Secondary sex characteristics Those unique traits that mark an individual as a male or female. Facial hair is a male characteristic and breast development is a female one, for example.

Uterus Organ in female mammals in which embryo and fetus grow to maturity.

characteristics of the male will be blunted. Facial hair will stop growing and body contours may change over time to more closely resemble those of the female. The newly created woman will be required to take female hormones for the remainder of her life. Her reconstructed vagina will enable her to have vaginal sex with a male, though of course she is not able to bear children.

Surgery on the female transsexual is more complex. The female reproductive organs are internal, so an incision is required to remove the ovaries, uterus, and vagina. A penis can be constructed and attached, but from that time on the new male must be careful to maintain strict hygiene to prevent bladder infection. Usually the womans breasts also are removed, leaving a small scar. Male hormone therapy now will be dominant and the new male will begin to grow facial hair and perhaps hair on his chest. He will still be of slight build compared to the average male and will be unable to father children. An implanted penile prosthesis will enable him to attain an erection, and a scrotum containing prosthetic testes will complete the reconstruction and yield a superficially anatomically correct male.

Whether the transition if male-to-female, or female-to-male, once the surgery has been completed continued counseling and social support, particularly from the family, is highly important to enable the individual to readjust in society as a member of his or her chosen sex. If the individual were socially or emotionally unstable before the operation, more than 30 years of age, or had an unsuitable body build for the new sex, they tend to do less well.
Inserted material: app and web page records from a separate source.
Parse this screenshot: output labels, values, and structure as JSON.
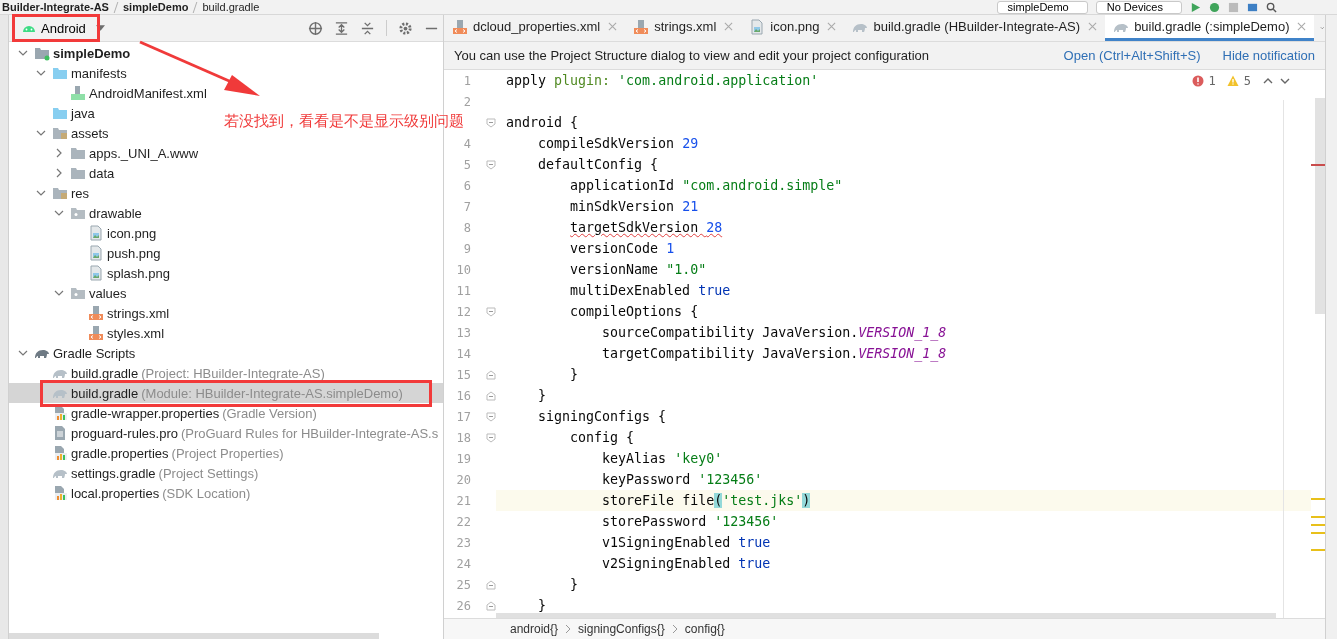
{
  "breadcrumb": [
    "Builder-Integrate-AS",
    "simpleDemo",
    "build.gradle"
  ],
  "toolbar": {
    "config": "simpleDemo",
    "device": "No Devices"
  },
  "project_panel": {
    "view": "Android",
    "tree": [
      {
        "label": "simpleDemo",
        "kind": "module",
        "expanded": true,
        "selected": false,
        "children": [
          {
            "label": "manifests",
            "kind": "source-folder",
            "expanded": true,
            "selected": false,
            "children": [
              {
                "label": "AndroidManifest.xml",
                "kind": "manifest",
                "selected": false
              }
            ]
          },
          {
            "label": "java",
            "kind": "source-folder",
            "selected": false
          },
          {
            "label": "assets",
            "kind": "resource-folder",
            "expanded": true,
            "selected": false,
            "children": [
              {
                "label": "apps._UNI_A.www",
                "kind": "folder",
                "expanded": false,
                "selected": false
              },
              {
                "label": "data",
                "kind": "folder",
                "expanded": false,
                "selected": false
              }
            ]
          },
          {
            "label": "res",
            "kind": "resource-folder",
            "expanded": true,
            "selected": false,
            "children": [
              {
                "label": "drawable",
                "kind": "package",
                "expanded": true,
                "selected": false,
                "children": [
                  {
                    "label": "icon.png",
                    "kind": "image",
                    "selected": false
                  },
                  {
                    "label": "push.png",
                    "kind": "image",
                    "selected": false
                  },
                  {
                    "label": "splash.png",
                    "kind": "image",
                    "selected": false
                  }
                ]
              },
              {
                "label": "values",
                "kind": "package",
                "expanded": true,
                "selected": false,
                "children": [
                  {
                    "label": "strings.xml",
                    "kind": "xml",
                    "selected": false
                  },
                  {
                    "label": "styles.xml",
                    "kind": "xml",
                    "selected": false
                  }
                ]
              }
            ]
          }
        ]
      },
      {
        "label": "Gradle Scripts",
        "kind": "scripts",
        "expanded": true,
        "selected": false,
        "children": [
          {
            "label": "build.gradle",
            "detail": "(Project: HBuilder-Integrate-AS)",
            "kind": "gradle",
            "selected": false
          },
          {
            "label": "build.gradle",
            "detail": "(Module: HBuilder-Integrate-AS.simpleDemo)",
            "kind": "gradle",
            "selected": true
          },
          {
            "label": "gradle-wrapper.properties",
            "detail": "(Gradle Version)",
            "kind": "properties",
            "selected": false
          },
          {
            "label": "proguard-rules.pro",
            "detail": "(ProGuard Rules for HBuilder-Integrate-AS.s",
            "kind": "text",
            "selected": false
          },
          {
            "label": "gradle.properties",
            "detail": "(Project Properties)",
            "kind": "properties",
            "selected": false
          },
          {
            "label": "settings.gradle",
            "detail": "(Project Settings)",
            "kind": "gradle",
            "selected": false
          },
          {
            "label": "local.properties",
            "detail": "(SDK Location)",
            "kind": "properties",
            "selected": false
          }
        ]
      }
    ]
  },
  "annotation": {
    "text": "若没找到，看看是不是显示级别问题"
  },
  "tabs": [
    {
      "label": "dcloud_properties.xml",
      "kind": "xml",
      "selected": false
    },
    {
      "label": "strings.xml",
      "kind": "xml",
      "selected": false
    },
    {
      "label": "icon.png",
      "kind": "image",
      "selected": false
    },
    {
      "label": "build.gradle (HBuilder-Integrate-AS)",
      "kind": "gradle",
      "selected": false
    },
    {
      "label": "build.gradle (:simpleDemo)",
      "kind": "gradle",
      "selected": true
    }
  ],
  "notification": {
    "text": "You can use the Project Structure dialog to view and edit your project configuration",
    "actions": [
      "Open (Ctrl+Alt+Shift+S)",
      "Hide notification"
    ]
  },
  "inspections": {
    "errors": "1",
    "warnings": "5"
  },
  "code": [
    {
      "number": "1",
      "kind": "code",
      "current": false,
      "warning": false,
      "segments": [
        {
          "text": "apply ",
          "kind": "plain"
        },
        {
          "text": "plugin:",
          "kind": "label"
        },
        {
          "text": " 'com.android.application'",
          "kind": "string"
        }
      ]
    },
    {
      "number": "2",
      "kind": "code",
      "current": false
    },
    {
      "kind": "fold-start",
      "current": false,
      "warning": false,
      "segments": [
        {
          "text": "android {",
          "kind": "plain"
        }
      ]
    },
    {
      "number": "4",
      "kind": "code",
      "current": false,
      "warning": false,
      "segments": [
        {
          "text": "    compileSdkVersion ",
          "kind": "plain"
        },
        {
          "text": "29",
          "kind": "number"
        }
      ]
    },
    {
      "number": "5",
      "kind": "fold-start",
      "current": false,
      "warning": false,
      "segments": [
        {
          "text": "    defaultConfig {",
          "kind": "plain"
        }
      ]
    },
    {
      "number": "6",
      "kind": "code",
      "current": false,
      "warning": false,
      "segments": [
        {
          "text": "        applicationId ",
          "kind": "plain"
        },
        {
          "text": "\"com.android.simple\"",
          "kind": "string"
        }
      ]
    },
    {
      "number": "7",
      "kind": "code",
      "current": false,
      "warning": false,
      "segments": [
        {
          "text": "        minSdkVersion ",
          "kind": "plain"
        },
        {
          "text": "21",
          "kind": "number"
        }
      ]
    },
    {
      "number": "8",
      "kind": "code",
      "current": false,
      "warning": true,
      "segments": [
        {
          "text": "        targetSdkVersion ",
          "kind": "plain"
        },
        {
          "text": "28",
          "kind": "number"
        }
      ]
    },
    {
      "number": "9",
      "kind": "code",
      "current": false,
      "warning": false,
      "segments": [
        {
          "text": "        versionCode ",
          "kind": "plain"
        },
        {
          "text": "1",
          "kind": "number"
        }
      ]
    },
    {
      "number": "10",
      "kind": "code",
      "current": false,
      "warning": false,
      "segments": [
        {
          "text": "        versionName ",
          "kind": "plain"
        },
        {
          "text": "\"1.0\"",
          "kind": "string"
        }
      ]
    },
    {
      "number": "11",
      "kind": "code",
      "current": false,
      "warning": false,
      "segments": [
        {
          "text": "        multiDexEnabled ",
          "kind": "plain"
        },
        {
          "text": "true",
          "kind": "keyword"
        }
      ]
    },
    {
      "number": "12",
      "kind": "fold-start",
      "current": false,
      "warning": false,
      "segments": [
        {
          "text": "        compileOptions {",
          "kind": "plain"
        }
      ]
    },
    {
      "number": "13",
      "kind": "code",
      "current": false,
      "warning": false,
      "segments": [
        {
          "text": "            sourceCompatibility JavaVersion.",
          "kind": "plain"
        },
        {
          "text": "VERSION_1_8",
          "kind": "constant"
        }
      ]
    },
    {
      "number": "14",
      "kind": "code",
      "current": false,
      "warning": false,
      "segments": [
        {
          "text": "            targetCompatibility JavaVersion.",
          "kind": "plain"
        },
        {
          "text": "VERSION_1_8",
          "kind": "constant"
        }
      ]
    },
    {
      "number": "15",
      "kind": "fold-end",
      "current": false,
      "warning": false,
      "segments": [
        {
          "text": "        }",
          "kind": "plain"
        }
      ]
    },
    {
      "number": "16",
      "kind": "fold-end",
      "current": false,
      "warning": false,
      "segments": [
        {
          "text": "    }",
          "kind": "plain"
        }
      ]
    },
    {
      "number": "17",
      "kind": "fold-start",
      "current": false,
      "warning": false,
      "segments": [
        {
          "text": "    signingConfigs {",
          "kind": "plain"
        }
      ]
    },
    {
      "number": "18",
      "kind": "fold-start",
      "current": false,
      "warning": false,
      "segments": [
        {
          "text": "        config {",
          "kind": "plain"
        }
      ]
    },
    {
      "number": "19",
      "kind": "code",
      "current": false,
      "warning": false,
      "segments": [
        {
          "text": "            keyAlias ",
          "kind": "plain"
        },
        {
          "text": "'key0'",
          "kind": "string"
        }
      ]
    },
    {
      "number": "20",
      "kind": "code",
      "current": false,
      "warning": false,
      "segments": [
        {
          "text": "            keyPassword ",
          "kind": "plain"
        },
        {
          "text": "'123456'",
          "kind": "string"
        }
      ]
    },
    {
      "number": "21",
      "kind": "code",
      "current": true,
      "warning": false,
      "segments": [
        {
          "text": "            storeFile file",
          "kind": "plain"
        },
        {
          "text": "(",
          "kind": "match"
        },
        {
          "text": "'test.jks'",
          "kind": "string"
        },
        {
          "text": ")",
          "kind": "match"
        }
      ]
    },
    {
      "number": "22",
      "kind": "code",
      "current": false,
      "warning": false,
      "segments": [
        {
          "text": "            storePassword ",
          "kind": "plain"
        },
        {
          "text": "'123456'",
          "kind": "string"
        }
      ]
    },
    {
      "number": "23",
      "kind": "code",
      "current": false,
      "warning": false,
      "segments": [
        {
          "text": "            v1SigningEnabled ",
          "kind": "plain"
        },
        {
          "text": "true",
          "kind": "keyword"
        }
      ]
    },
    {
      "number": "24",
      "kind": "code",
      "current": false,
      "warning": false,
      "segments": [
        {
          "text": "            v2SigningEnabled ",
          "kind": "plain"
        },
        {
          "text": "true",
          "kind": "keyword"
        }
      ]
    },
    {
      "number": "25",
      "kind": "fold-end",
      "current": false,
      "warning": false,
      "segments": [
        {
          "text": "        }",
          "kind": "plain"
        }
      ]
    },
    {
      "number": "26",
      "kind": "fold-end",
      "current": false,
      "warning": false,
      "segments": [
        {
          "text": "    }",
          "kind": "plain"
        }
      ]
    }
  ],
  "breadcrumbs": [
    "android{}",
    "signingConfigs{}",
    "config{}"
  ]
}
In no case studied did the procedure diminish their ability to work, however.

See also Reproductive system.

Larry Blaser